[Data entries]
═══

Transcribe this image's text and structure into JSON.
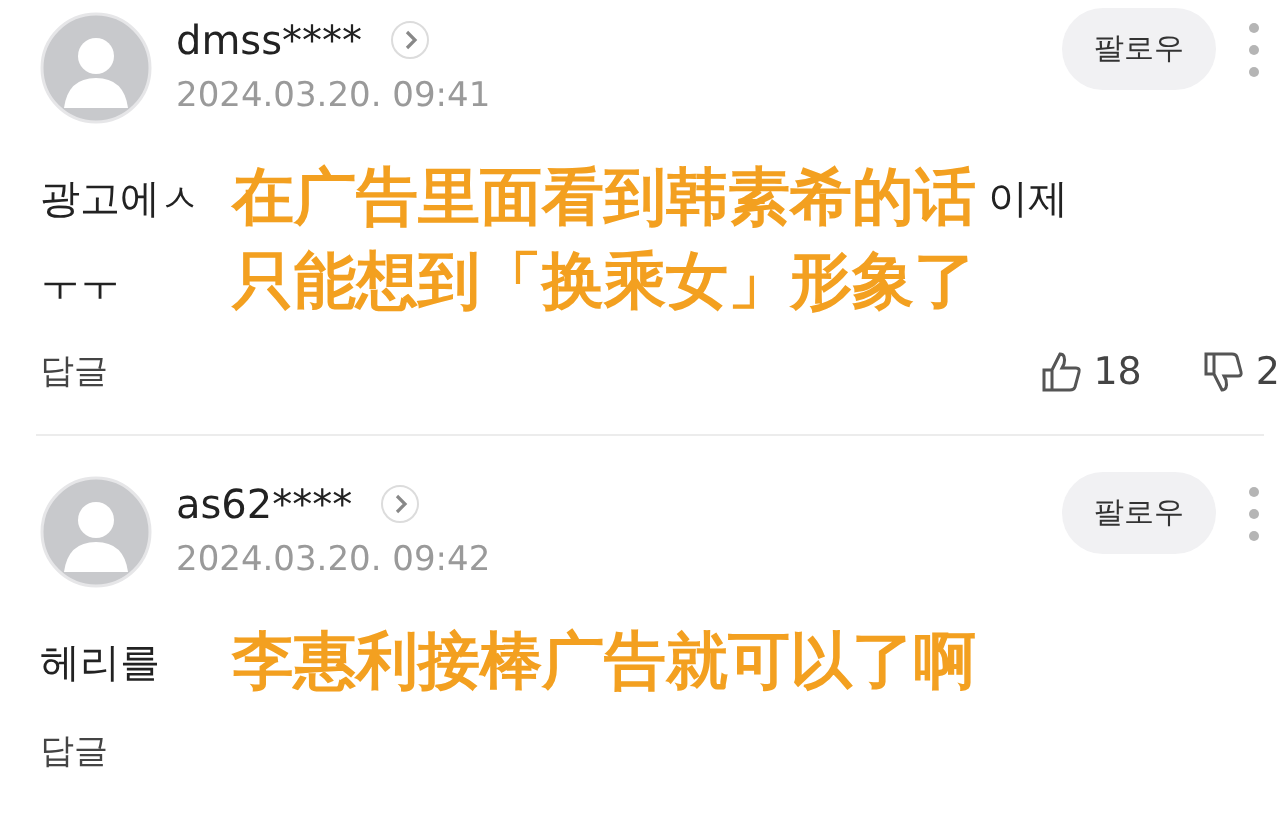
{
  "comments": [
    {
      "username": "dmss****",
      "date": "2024.03.20. 09:41",
      "follow_label": "팔로우",
      "body_left": [
        "광고에ㅅ",
        "ㅜㅜ"
      ],
      "body_right": [
        "이제"
      ],
      "caption": [
        "在广告里面看到韩素希的话",
        "只能想到「换乘女」形象了"
      ],
      "reply_label": "답글",
      "likes": "18",
      "dislikes": "2"
    },
    {
      "username": "as62****",
      "date": "2024.03.20. 09:42",
      "follow_label": "팔로우",
      "body_left": [
        "헤리를"
      ],
      "caption": [
        "李惠利接棒广告就可以了啊"
      ],
      "reply_label": "답글"
    }
  ]
}
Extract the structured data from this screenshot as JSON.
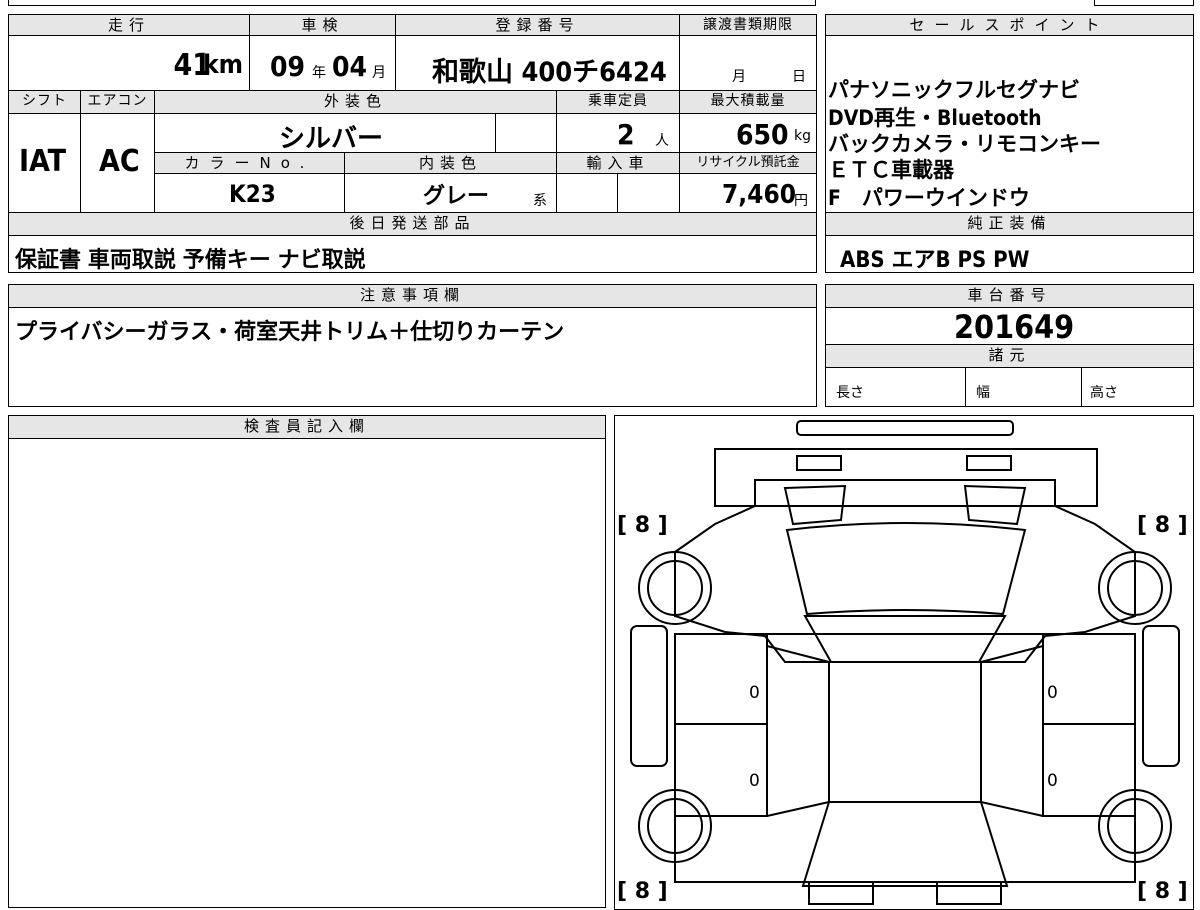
{
  "top": {
    "mileage_label": "走行",
    "mileage_value": "41",
    "mileage_unit": "km",
    "shaken_label": "車検",
    "shaken_year": "09",
    "shaken_year_unit": "年",
    "shaken_month": "04",
    "shaken_month_unit": "月",
    "reg_label": "登録番号",
    "reg_value": "和歌山 400チ6424",
    "transfer_label": "譲渡書類期限",
    "transfer_month_unit": "月",
    "transfer_day_unit": "日"
  },
  "row2": {
    "shift_label": "シフト",
    "shift_value": "IAT",
    "ac_label": "エアコン",
    "ac_value": "AC",
    "exterior_label": "外装色",
    "exterior_value": "シルバー",
    "capacity_label": "乗車定員",
    "capacity_value": "2",
    "capacity_unit": "人",
    "maxload_label": "最大積載量",
    "maxload_value": "650",
    "maxload_unit": "kg",
    "color_no_label": "カラーNo.",
    "color_no_value": "K23",
    "interior_label": "内装色",
    "interior_value": "グレー",
    "interior_suffix": "系",
    "import_label": "輸入車",
    "recycle_label": "リサイクル預託金",
    "recycle_value": "7,460",
    "recycle_unit": "円"
  },
  "sales": {
    "label": "セールスポイント",
    "lines": [
      "パナソニックフルセグナビ",
      "DVD再生・Bluetooth",
      "バックカメラ・リモコンキー",
      "ＥＴＣ車載器",
      "F　パワーウインドウ"
    ]
  },
  "later_parts": {
    "label": "後日発送部品",
    "value": "保証書 車両取説 予備キー ナビ取説"
  },
  "genuine": {
    "label": "純正装備",
    "value": "ABS エアB PS PW"
  },
  "notes": {
    "label": "注意事項欄",
    "value": "プライバシーガラス・荷室天井トリム＋仕切りカーテン"
  },
  "chassis": {
    "label": "車台番号",
    "value": "201649",
    "spec_label": "諸元",
    "length_label": "長さ",
    "width_label": "幅",
    "height_label": "高さ"
  },
  "inspector": {
    "label": "検査員記入欄"
  },
  "diagram": {
    "tire_fl": "[ 8 ]",
    "tire_fr": "[ 8 ]",
    "tire_rl": "[ 8 ]",
    "tire_rr": "[ 8 ]",
    "panel_mark_1": "0",
    "panel_mark_2": "0",
    "panel_mark_3": "0",
    "panel_mark_4": "0"
  }
}
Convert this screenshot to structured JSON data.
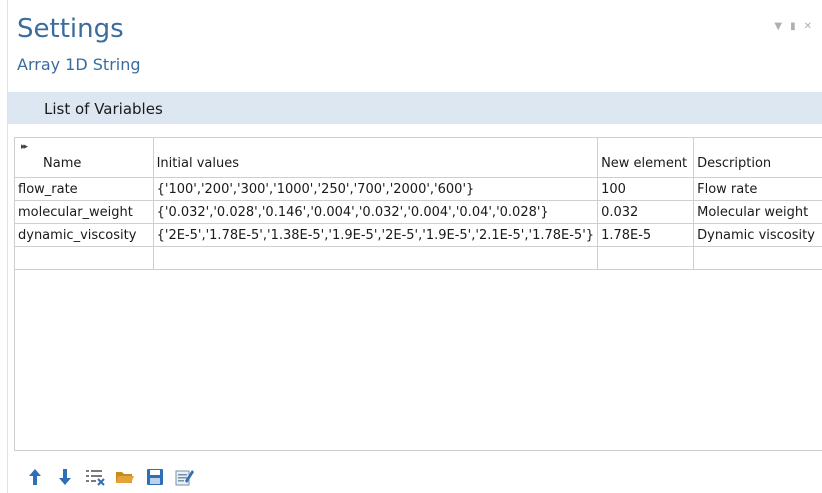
{
  "header": {
    "title": "Settings",
    "subtitle": "Array 1D String"
  },
  "section": {
    "label": "List of Variables"
  },
  "table": {
    "columns": [
      "Name",
      "Initial values",
      "New element",
      "Description"
    ],
    "rows": [
      [
        "flow_rate",
        "{'100','200','300','1000','250','700','2000','600'}",
        "100",
        "Flow rate"
      ],
      [
        "molecular_weight",
        "{'0.032','0.028','0.146','0.004','0.032','0.004','0.04','0.028'}",
        "0.032",
        "Molecular weight"
      ],
      [
        "dynamic_viscosity",
        "{'2E-5','1.78E-5','1.38E-5','1.9E-5','2E-5','1.9E-5','2.1E-5','1.78E-5'}",
        "1.78E-5",
        "Dynamic viscosity"
      ],
      [
        "",
        "",
        "",
        ""
      ]
    ]
  },
  "toolbar": {
    "icons": [
      "move-up-icon",
      "move-down-icon",
      "clear-table-icon",
      "open-file-icon",
      "save-icon",
      "edit-icon"
    ]
  },
  "colors": {
    "accent": "#3a6d9e",
    "section_bg": "#dde7f1",
    "icon_blue": "#2f6fb5",
    "folder": "#e2a33a"
  }
}
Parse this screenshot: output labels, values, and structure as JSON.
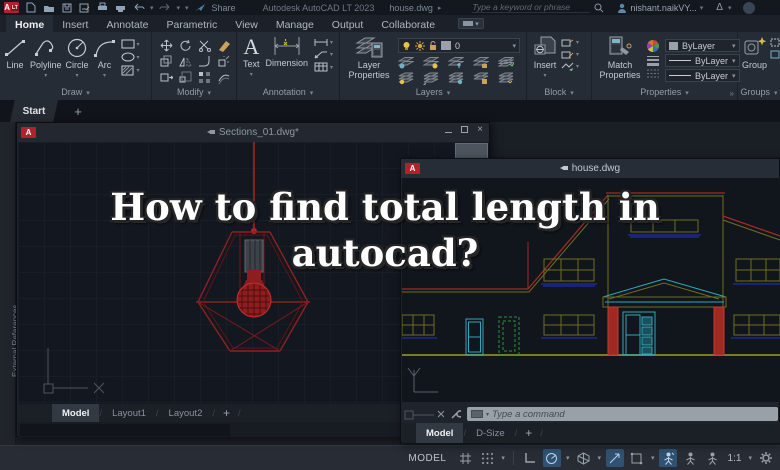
{
  "titlebar": {
    "badge": "A",
    "badge_lt": "LT",
    "share": "Share",
    "app_title": "Autodesk AutoCAD LT 2023",
    "doc_name": "house.dwg",
    "search_placeholder": "Type a keyword or phrase",
    "user": "nishant.naikVY..."
  },
  "ribbon": {
    "tabs": [
      "Home",
      "Insert",
      "Annotate",
      "Parametric",
      "View",
      "Manage",
      "Output",
      "Collaborate"
    ],
    "draw": {
      "label": "Draw",
      "tools": [
        "Line",
        "Polyline",
        "Circle",
        "Arc"
      ]
    },
    "modify": {
      "label": "Modify"
    },
    "annotation": {
      "label": "Annotation",
      "text_tool": "Text",
      "dimension_tool": "Dimension"
    },
    "layers": {
      "label": "Layers",
      "layer_properties": "Layer Properties",
      "current_layer": "0"
    },
    "block": {
      "label": "Block",
      "insert_tool": "Insert"
    },
    "properties": {
      "label": "Properties",
      "match_tool": "Match Properties",
      "object_color": "ByLayer",
      "lineweight": "ByLayer",
      "linetype": "ByLayer"
    },
    "groups": {
      "label": "Groups",
      "group_tool": "Group"
    }
  },
  "file_tabs": {
    "start": "Start"
  },
  "sidebar": {
    "label": "External References"
  },
  "sections_window": {
    "badge": "A",
    "title": "Sections_01.dwg*",
    "tabs": [
      "Model",
      "Layout1",
      "Layout2"
    ]
  },
  "house_window": {
    "badge": "A",
    "title": "house.dwg",
    "tabs": [
      "Model",
      "D-Size"
    ],
    "command_placeholder": "Type a command"
  },
  "overlay": {
    "line1": "How to find total length in",
    "line2": "autocad?"
  },
  "statusbar": {
    "model": "MODEL",
    "scale": "1:1"
  },
  "colors": {
    "accent_red": "#b3212f",
    "blue_highlight": "#2f5273",
    "canvas": "#13171f"
  }
}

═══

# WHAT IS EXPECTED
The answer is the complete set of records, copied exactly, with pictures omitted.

# EXERCISE SOLUTION
Transcribe this image's text and structure into JSON.
{
  "comments": [
    {
      "username": "dmss****",
      "date": "2024.03.20. 09:41",
      "follow_label": "팔로우",
      "body_left": [
        "광고에ㅅ",
        "ㅜㅜ"
      ],
      "body_right": [
        "이제"
      ],
      "caption": [
        "在广告里面看到韩素希的话",
        "只能想到「换乘女」形象了"
      ],
      "reply_label": "답글",
      "likes": "18",
      "dislikes": "2"
    },
    {
      "username": "as62****",
      "date": "2024.03.20. 09:42",
      "follow_label": "팔로우",
      "body_left": [
        "헤리를"
      ],
      "caption": [
        "李惠利接棒广告就可以了啊"
      ],
      "reply_label": "답글"
    }
  ]
}
Extract the structured data from this screenshot as JSON.
{
  "top": {
    "mileage_label": "走行",
    "mileage_value": "41",
    "mileage_unit": "km",
    "shaken_label": "車検",
    "shaken_year": "09",
    "shaken_year_unit": "年",
    "shaken_month": "04",
    "shaken_month_unit": "月",
    "reg_label": "登録番号",
    "reg_value": "和歌山 400チ6424",
    "transfer_label": "譲渡書類期限",
    "transfer_month_unit": "月",
    "transfer_day_unit": "日"
  },
  "row2": {
    "shift_label": "シフト",
    "shift_value": "IAT",
    "ac_label": "エアコン",
    "ac_value": "AC",
    "exterior_label": "外装色",
    "exterior_value": "シルバー",
    "capacity_label": "乗車定員",
    "capacity_value": "2",
    "capacity_unit": "人",
    "maxload_label": "最大積載量",
    "maxload_value": "650",
    "maxload_unit": "kg",
    "color_no_label": "カラーNo.",
    "color_no_value": "K23",
    "interior_label": "内装色",
    "interior_value": "グレー",
    "interior_suffix": "系",
    "import_label": "輸入車",
    "recycle_label": "リサイクル預託金",
    "recycle_value": "7,460",
    "recycle_unit": "円"
  },
  "sales": {
    "label": "セールスポイント",
    "lines": [
      "パナソニックフルセグナビ",
      "DVD再生・Bluetooth",
      "バックカメラ・リモコンキー",
      "ＥＴＣ車載器",
      "F　パワーウインドウ"
    ]
  },
  "later_parts": {
    "label": "後日発送部品",
    "value": "保証書 車両取説 予備キー ナビ取説"
  },
  "genuine": {
    "label": "純正装備",
    "value": "ABS エアB PS PW"
  },
  "notes": {
    "label": "注意事項欄",
    "value": "プライバシーガラス・荷室天井トリム＋仕切りカーテン"
  },
  "chassis": {
    "label": "車台番号",
    "value": "201649",
    "spec_label": "諸元",
    "length_label": "長さ",
    "width_label": "幅",
    "height_label": "高さ"
  },
  "inspector": {
    "label": "検査員記入欄"
  },
  "diagram": {
    "tire_fl": "[ 8 ]",
    "tire_fr": "[ 8 ]",
    "tire_rl": "[ 8 ]",
    "tire_rr": "[ 8 ]",
    "panel_mark_1": "0",
    "panel_mark_2": "0",
    "panel_mark_3": "0",
    "panel_mark_4": "0"
  }
}
Convert this screenshot to structured JSON data.
{
  "header": {
    "title": "Settings",
    "subtitle": "Array 1D String"
  },
  "section": {
    "label": "List of Variables"
  },
  "table": {
    "columns": [
      "Name",
      "Initial values",
      "New element",
      "Description"
    ],
    "rows": [
      [
        "flow_rate",
        "{'100','200','300','1000','250','700','2000','600'}",
        "100",
        "Flow rate"
      ],
      [
        "molecular_weight",
        "{'0.032','0.028','0.146','0.004','0.032','0.004','0.04','0.028'}",
        "0.032",
        "Molecular weight"
      ],
      [
        "dynamic_viscosity",
        "{'2E-5','1.78E-5','1.38E-5','1.9E-5','2E-5','1.9E-5','2.1E-5','1.78E-5'}",
        "1.78E-5",
        "Dynamic viscosity"
      ],
      [
        "",
        "",
        "",
        ""
      ]
    ]
  },
  "toolbar": {
    "icons": [
      "move-up-icon",
      "move-down-icon",
      "clear-table-icon",
      "open-file-icon",
      "save-icon",
      "edit-icon"
    ]
  },
  "colors": {
    "accent": "#3a6d9e",
    "section_bg": "#dde7f1",
    "icon_blue": "#2f6fb5",
    "folder": "#e2a33a"
  }
}
Parse this screenshot: output labels, values, and structure as JSON.
{
  "titlebar": {
    "badge": "A",
    "badge_lt": "LT",
    "share": "Share",
    "app_title": "Autodesk AutoCAD LT 2023",
    "doc_name": "house.dwg",
    "search_placeholder": "Type a keyword or phrase",
    "user": "nishant.naikVY..."
  },
  "ribbon": {
    "tabs": [
      "Home",
      "Insert",
      "Annotate",
      "Parametric",
      "View",
      "Manage",
      "Output",
      "Collaborate"
    ],
    "draw": {
      "label": "Draw",
      "tools": [
        "Line",
        "Polyline",
        "Circle",
        "Arc"
      ]
    },
    "modify": {
      "label": "Modify"
    },
    "annotation": {
      "label": "Annotation",
      "text_tool": "Text",
      "dimension_tool": "Dimension"
    },
    "layers": {
      "label": "Layers",
      "layer_properties": "Layer Properties",
      "current_layer": "0"
    },
    "block": {
      "label": "Block",
      "insert_tool": "Insert"
    },
    "properties": {
      "label": "Properties",
      "match_tool": "Match Properties",
      "object_color": "ByLayer",
      "lineweight": "ByLayer",
      "linetype": "ByLayer"
    },
    "groups": {
      "label": "Groups",
      "group_tool": "Group"
    }
  },
  "file_tabs": {
    "start": "Start"
  },
  "sidebar": {
    "label": "External References"
  },
  "sections_window": {
    "badge": "A",
    "title": "Sections_01.dwg*",
    "tabs": [
      "Model",
      "Layout1",
      "Layout2"
    ]
  },
  "house_window": {
    "badge": "A",
    "title": "house.dwg",
    "tabs": [
      "Model",
      "D-Size"
    ],
    "command_placeholder": "Type a command"
  },
  "overlay": {
    "line1": "How to find total length in",
    "line2": "autocad?"
  },
  "statusbar": {
    "model": "MODEL",
    "scale": "1:1"
  },
  "colors": {
    "accent_red": "#b3212f",
    "blue_highlight": "#2f5273",
    "canvas": "#13171f"
  }
}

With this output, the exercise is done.